If the ‘troika’ (collectively the European Commission, the European Central Bank and the International Monetary Fund) continue to insist on unrealistic fiscal targets, the Greek economy will remain in depression .
An NIESR report has suggested that the Greek GDP will fall to less than 70% of that, compared to its pre-crisis peak.
This would mean nearly a third of the Greek economy will be defunct, with little sign of recovery thereafter.
Simon Kirby, head of macroeconomic modelling at NIESR, has said a “permanent fiscal transfer” from the healthier Eurozone countries is needed if Greece is to have any hope of reducing its debt to 120% of GDP by 2020, as was originally envisioned .
The report said a large cut of 55%, or rather €95 billion was needed, higher that the IMF’s estimates; they have said they will not take part in any further bailouts unless Greece’s debt is cut by 30% .
Finance ministers across Europe have been concerned that if Greece is able to get significant debt relief, other countries will be less worried about making their own spending sustainable in the future and this could trigger problems for the rest of the Eurozone.
Along with the strict VAT system to hit Greek consumers already, it seems they still have a boundless journey ahead.
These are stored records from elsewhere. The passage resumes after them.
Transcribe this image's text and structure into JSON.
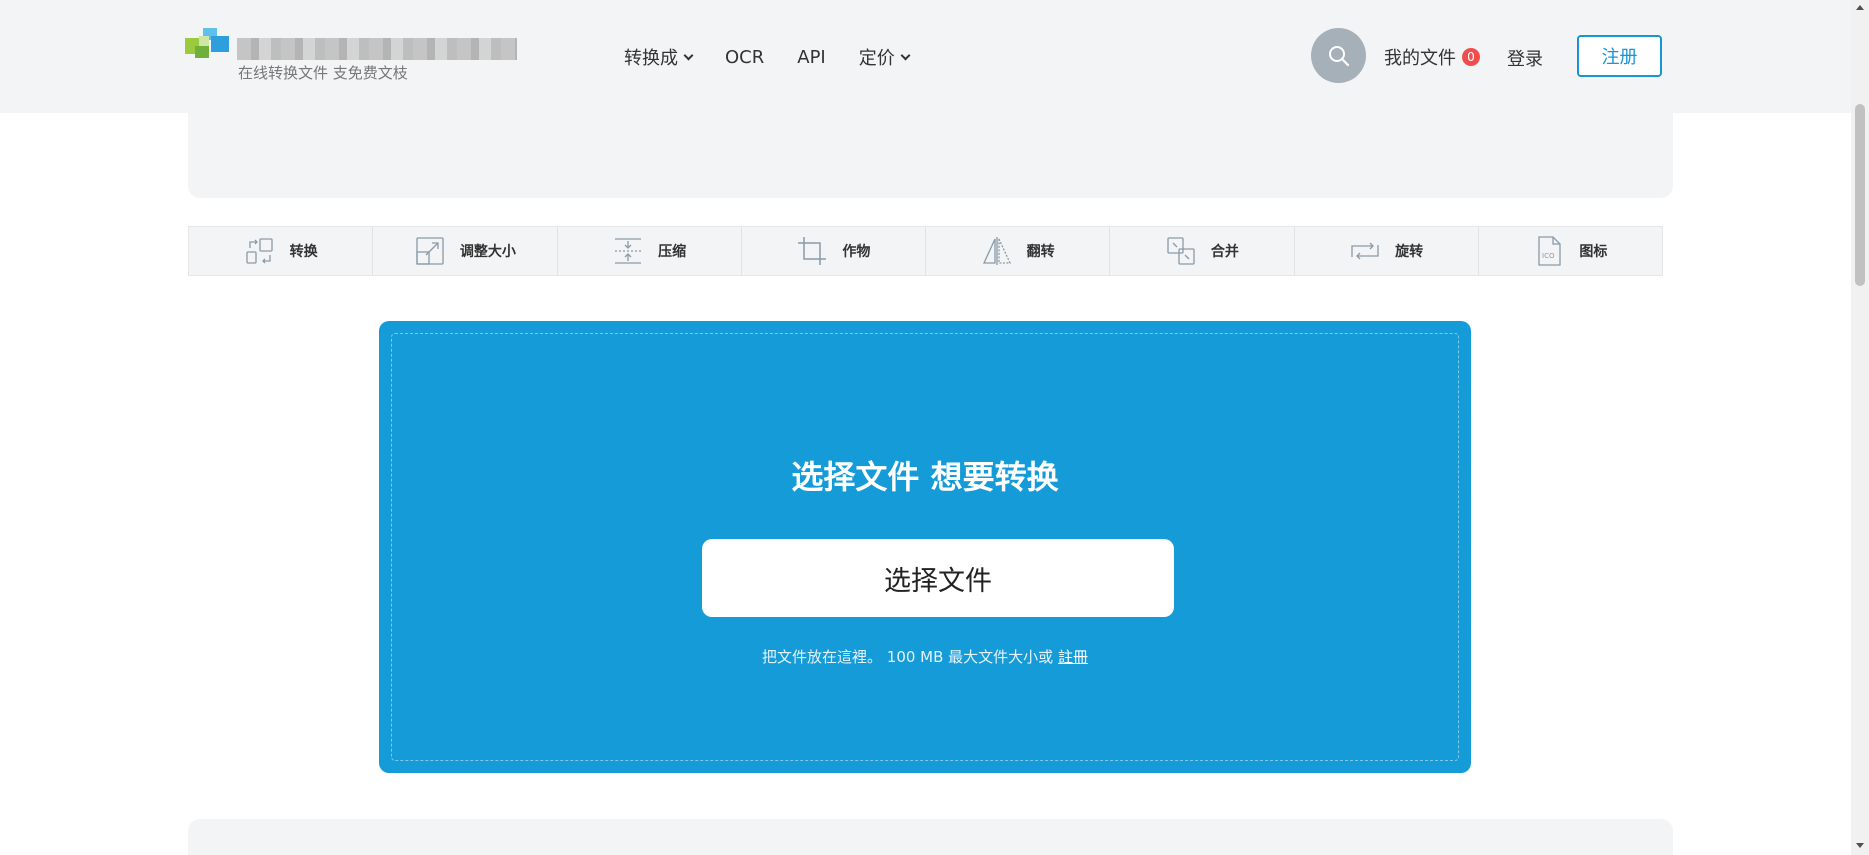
{
  "header": {
    "logo_subtitle": "在线转换文件 支免费文枝",
    "nav": [
      {
        "label": "转换成",
        "dropdown": true
      },
      {
        "label": "OCR",
        "dropdown": false
      },
      {
        "label": "API",
        "dropdown": false
      },
      {
        "label": "定价",
        "dropdown": true
      }
    ],
    "search_icon": "search-icon",
    "my_files_label": "我的文件",
    "my_files_count": "0",
    "login_label": "登录",
    "register_label": "注册"
  },
  "toolbar": {
    "items": [
      {
        "label": "转换",
        "icon": "convert-icon"
      },
      {
        "label": "调整大小",
        "icon": "resize-icon"
      },
      {
        "label": "压缩",
        "icon": "compress-icon"
      },
      {
        "label": "作物",
        "icon": "crop-icon"
      },
      {
        "label": "翻转",
        "icon": "flip-icon"
      },
      {
        "label": "合并",
        "icon": "merge-icon"
      },
      {
        "label": "旋转",
        "icon": "rotate-icon"
      },
      {
        "label": "图标",
        "icon": "ico-icon"
      }
    ]
  },
  "upload": {
    "title": "选择文件 想要转换",
    "button_label": "选择文件",
    "hint_text": "把文件放在這裡。 100 MB 最大文件大小或",
    "hint_link": "註冊"
  },
  "colors": {
    "brand_blue": "#159cd8",
    "register_border": "#1795d4",
    "badge_red": "#f04e4e",
    "header_bg": "#f3f4f5"
  }
}
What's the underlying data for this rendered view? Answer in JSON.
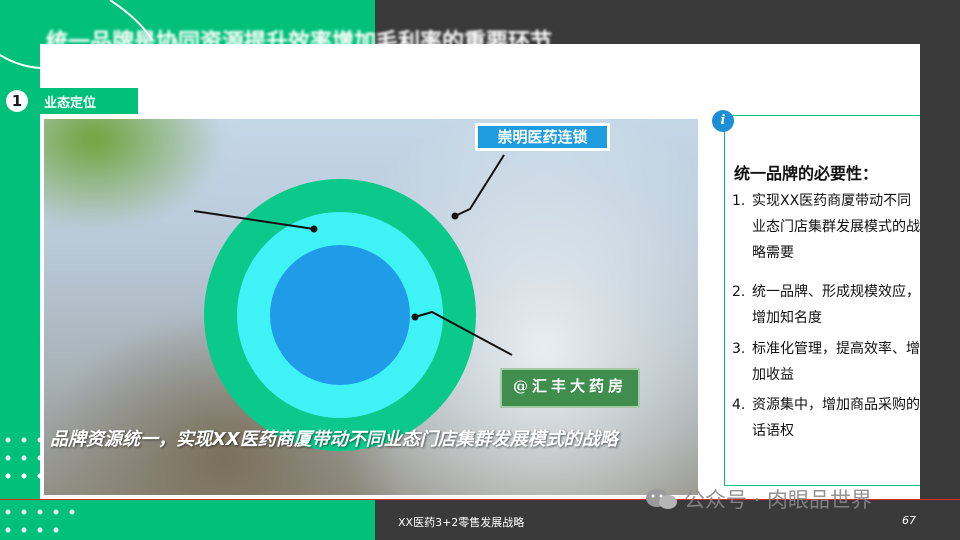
{
  "slide": {
    "title": "统一品牌是协同资源提升效率增加毛利率的重要环节",
    "page_number": "67",
    "footer_text": "XX医药3+2零售发展战略",
    "colors": {
      "accent_green": "#00c07a",
      "dark_bar": "#3a3a3a",
      "blue_tag": "#1f9be0",
      "circle_outer": "#0bc98a",
      "circle_middle": "#3ef2f6",
      "circle_inner": "#1f9be8"
    }
  },
  "section": {
    "number": "1",
    "label": "业态定位"
  },
  "diagram": {
    "brand_tag": "崇明医药连锁",
    "store_sign": "@汇丰大药房",
    "caption": "品牌资源统一，实现XX医药商厦带动不同业态门店集群发展模式的战略"
  },
  "info": {
    "icon": "info-icon",
    "title": "统一品牌的必要性：",
    "items": [
      {
        "num": "1.",
        "text": "实现XX医药商厦带动不同业态门店集群发展模式的战略需要"
      },
      {
        "num": "2.",
        "text": "统一品牌、形成规模效应，增加知名度"
      },
      {
        "num": "3.",
        "text": "标准化管理，提高效率、增加收益"
      },
      {
        "num": "4.",
        "text": "资源集中，增加商品采购的话语权"
      }
    ]
  },
  "watermark": {
    "text": "公众号 · 肉眼品世界",
    "icon": "wechat-icon"
  }
}
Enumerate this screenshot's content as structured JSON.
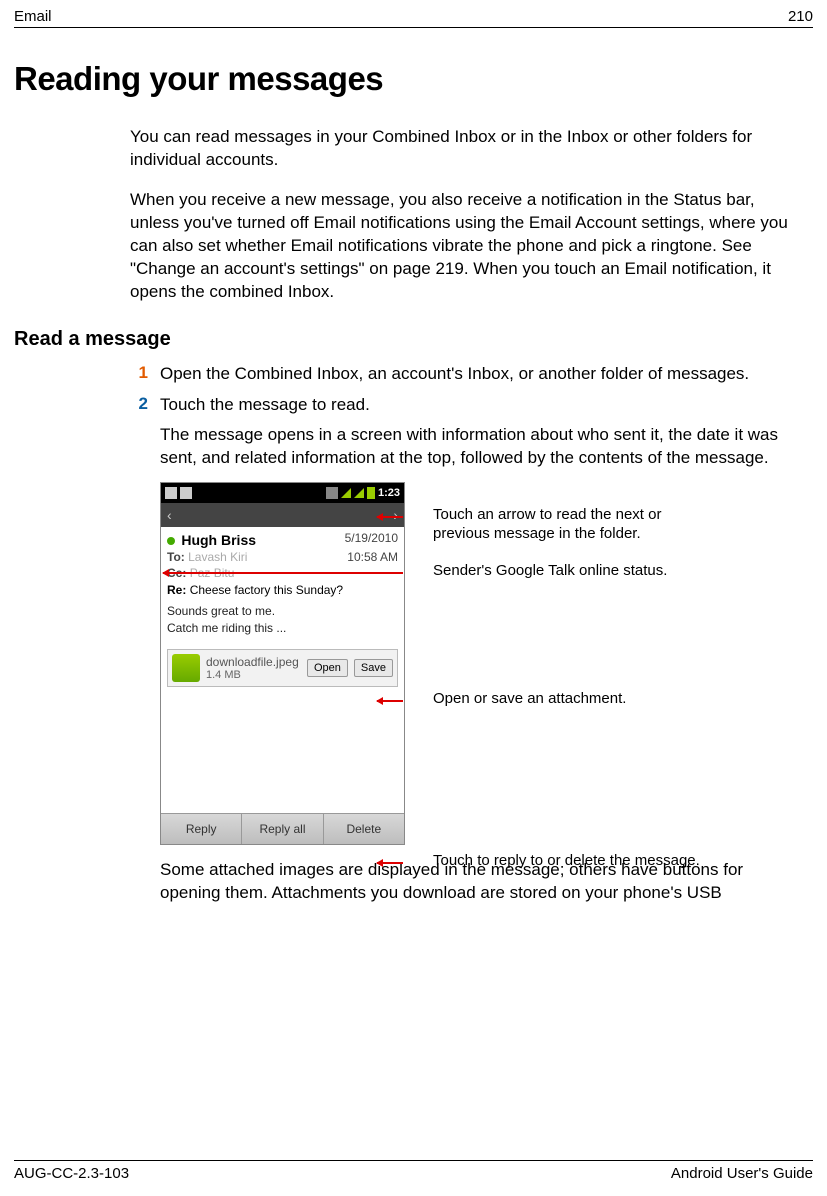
{
  "header": {
    "section": "Email",
    "page_number": "210"
  },
  "title": "Reading your messages",
  "intro_p1": "You can read messages in your Combined Inbox or in the Inbox or other folders for individual accounts.",
  "intro_p2": "When you receive a new message, you also receive a notification in the Status bar, unless you've turned off Email notifications using the Email Account settings, where you can also set whether Email notifications vibrate the phone and pick a ringtone. See \"Change an account's settings\" on page 219. When you touch an Email notification, it opens the combined Inbox.",
  "subhead": "Read a message",
  "steps": [
    {
      "num": "1",
      "text": "Open the Combined Inbox, an account's Inbox, or another folder of messages."
    },
    {
      "num": "2",
      "text": "Touch the message to read."
    }
  ],
  "step2_cont": "The message opens in a screen with information about who sent it, the date it was sent, and related information at the top, followed by the contents of the message.",
  "screenshot": {
    "status_time": "1:23",
    "sender": "Hugh Briss",
    "date": "5/19/2010",
    "time": "10:58 AM",
    "to_label": "To:",
    "to_value": "Lavash Kiri",
    "cc_label": "Cc:",
    "cc_value": "Paz Bitu",
    "subject_prefix": "Re:",
    "subject": "Cheese factory this Sunday?",
    "body_line1": "Sounds great to me.",
    "body_line2": "Catch me riding this ...",
    "attachment": {
      "filename": "downloadfile.jpeg",
      "size": "1.4 MB",
      "open": "Open",
      "save": "Save"
    },
    "buttons": {
      "reply": "Reply",
      "reply_all": "Reply all",
      "delete": "Delete"
    }
  },
  "callouts": {
    "arrows": "Touch an arrow to read the next or previous message in the folder.",
    "status": "Sender's Google Talk online status.",
    "attach": "Open or save an attachment.",
    "bottom": "Touch to reply to or delete the message."
  },
  "after_shot": "Some attached images are displayed in the message; others have buttons for opening them. Attachments you download are stored on your phone's USB",
  "footer": {
    "left": "AUG-CC-2.3-103",
    "right": "Android User's Guide"
  }
}
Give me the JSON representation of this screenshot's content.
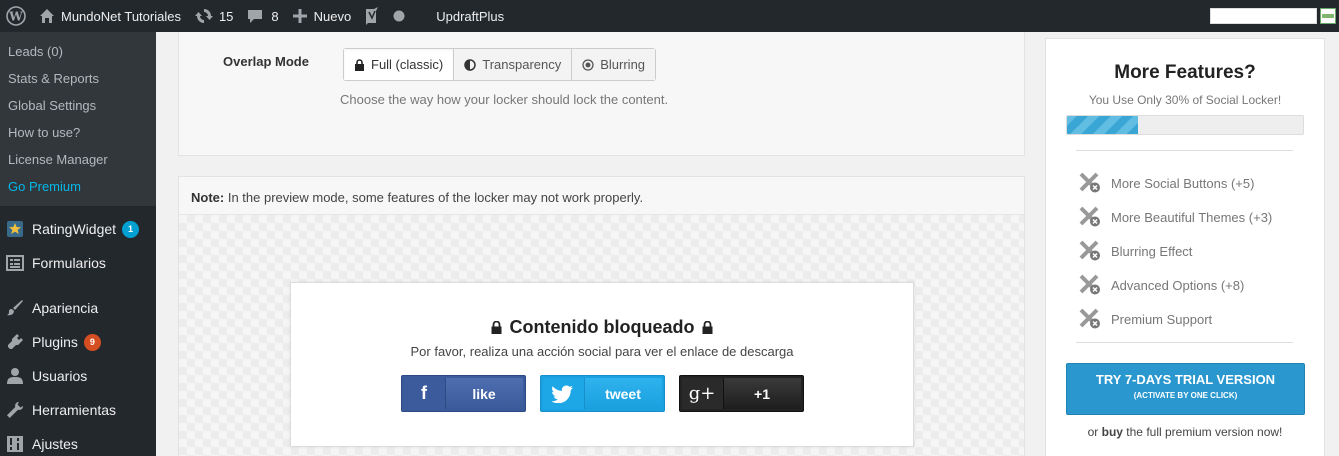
{
  "adminbar": {
    "site_name": "MundoNet Tutoriales",
    "updates_count": "15",
    "comments_count": "8",
    "new_label": "Nuevo",
    "plugin_label": "UpdraftPlus"
  },
  "sidebar": {
    "submenu": [
      {
        "label": "Leads (0)"
      },
      {
        "label": "Stats & Reports"
      },
      {
        "label": "Global Settings"
      },
      {
        "label": "How to use?"
      },
      {
        "label": "License Manager"
      },
      {
        "label": "Go Premium"
      }
    ],
    "menu": [
      {
        "label": "RatingWidget",
        "badge": "1"
      },
      {
        "label": "Formularios"
      },
      {
        "label": "Apariencia"
      },
      {
        "label": "Plugins",
        "badge": "9"
      },
      {
        "label": "Usuarios"
      },
      {
        "label": "Herramientas"
      },
      {
        "label": "Ajustes"
      }
    ]
  },
  "overlap": {
    "label": "Overlap Mode",
    "options": [
      "Full (classic)",
      "Transparency",
      "Blurring"
    ],
    "selected": "Full (classic)",
    "hint": "Choose the way how your locker should lock the content."
  },
  "preview": {
    "note_label": "Note:",
    "note_text": " In the preview mode, some features of the locker may not work properly.",
    "locker_title": "Contenido bloqueado",
    "locker_sub": "Por favor, realiza una acción social para ver el enlace de descarga",
    "buttons": {
      "facebook": {
        "icon": "f",
        "label": "like"
      },
      "twitter": {
        "label": "tweet"
      },
      "google": {
        "icon": "g+",
        "label": "+1"
      }
    }
  },
  "features": {
    "title": "More Features?",
    "subtitle": "You Use Only 30% of Social Locker!",
    "progress": 0.3,
    "items": [
      "More Social Buttons (+5)",
      "More Beautiful Themes (+3)",
      "Blurring Effect",
      "Advanced Options (+8)",
      "Premium Support"
    ],
    "cta_main": "TRY 7-DAYS TRIAL VERSION",
    "cta_small": "(ACTIVATE BY ONE CLICK)",
    "footer_pre": "or ",
    "footer_bold": "buy",
    "footer_post": " the full premium version now!",
    "accent": "#2a97cf"
  },
  "colors": {
    "adminbar": "#23282d",
    "submenu_bg": "#32373c",
    "active_link": "#00b9eb"
  }
}
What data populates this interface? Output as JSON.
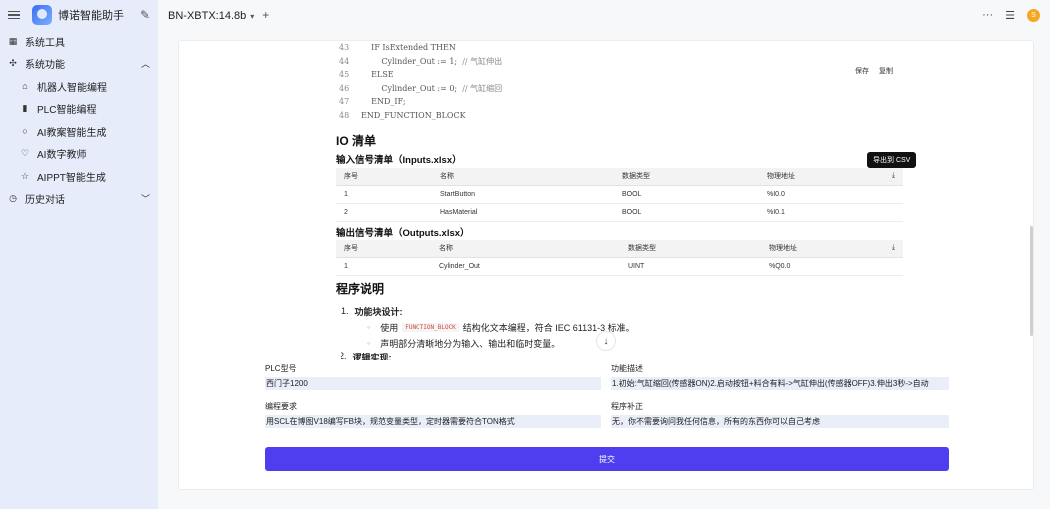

 Business Insider UK. REPORT: Greece needs €95 billion in debt relief to avoid permanent depression – twice as much as the IMF says. http://uk.businessinsider.com/
 The Guardian. Greece needs wide debt relief to avoid permanent depression, thinktank warns. http://www.theguardian.com/